The novel, published in 1938, made the British novelist a literary star, one of the most popular authors of that time. The next year she adapted it for the stage, and in 1940, the play enjoyed a London run of more than 350 performances. That same year, it went to Hollywood with Alfred Hitchcock for an Academy Award winning production that, despite the play’s spectacular triumph, tinkered with the ending to satisfy the industry’s moral code.





rebecca, playing through november 8 at theatre in the round. for tickets ($20) and information, see theatreintheround.org.

To her credit, Daphne du Maurier was quite surprised by Rebecca becoming such a smash hit. Frankly, it’s hard to blame her—at least on the basis of the play. The plot works, but it’s thin and fairly uneventful. What minimal movement that does take place comes late and culminates in a less-than-galvanizing climax.


We have Mrs. DeWinter (MaryLynn Menicke), a pretty, pleasant and endearingly naïve young woman who was somehow lucked out in Monte Carlo and was wedded to the profoundly wealthy Maxim DeWinter (John Adler). She is being initiated as the new lady of the house over which memories of the former (deceased) lady of the house hold undeniable sway. Mrs. DeWinter must contend with that fact and with sourpuss housekeeper Mrs. Danvers, who’s hellbent on making life miserable as possible for the newcomer. The conflict: Mr and Mrs. DeWinter want to live happily ever after, which Mrs. Danvers is determined will happen over Mrs. Danvers dead body. The fleshing out of this premise isn’t engrossing, but it does eventually engage. It won’t have your perched on the edge of your seat, but you won’t sit there rustling through the bill and looking at your watch, either. It is a serviceable night’s diversion with, in this production, a fine performance by Kristen C. Mathisen as that meddling old bat, Mrs. Danvers.

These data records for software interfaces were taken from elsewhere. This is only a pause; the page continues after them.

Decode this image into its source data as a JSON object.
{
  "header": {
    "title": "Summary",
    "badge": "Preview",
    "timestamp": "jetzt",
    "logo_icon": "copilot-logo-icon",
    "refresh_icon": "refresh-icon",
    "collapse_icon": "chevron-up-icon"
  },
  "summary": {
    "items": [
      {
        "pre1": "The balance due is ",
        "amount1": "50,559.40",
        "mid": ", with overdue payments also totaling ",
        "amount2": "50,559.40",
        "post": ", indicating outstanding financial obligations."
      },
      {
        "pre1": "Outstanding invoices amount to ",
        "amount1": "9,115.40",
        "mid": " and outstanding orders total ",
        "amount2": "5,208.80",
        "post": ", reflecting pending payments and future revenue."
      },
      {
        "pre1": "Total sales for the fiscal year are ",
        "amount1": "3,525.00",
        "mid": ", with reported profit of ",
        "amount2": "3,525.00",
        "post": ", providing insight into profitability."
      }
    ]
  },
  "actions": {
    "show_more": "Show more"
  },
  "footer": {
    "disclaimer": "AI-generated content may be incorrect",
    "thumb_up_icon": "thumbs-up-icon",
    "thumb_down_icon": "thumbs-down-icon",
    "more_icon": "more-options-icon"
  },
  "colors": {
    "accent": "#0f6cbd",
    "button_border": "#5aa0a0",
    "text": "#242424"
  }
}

It will be much easier to make a go of the evening if you skip director David Coral’s self-congratulatory program notes, which promise a nail-biting, suspense-filled tour de force. It is well-paced, capably acted, and reasonably enjoyable. If you’ve got a Minnesota Vikings fanatic who takes over your place on Sunday afternoons, this makes for a good escape.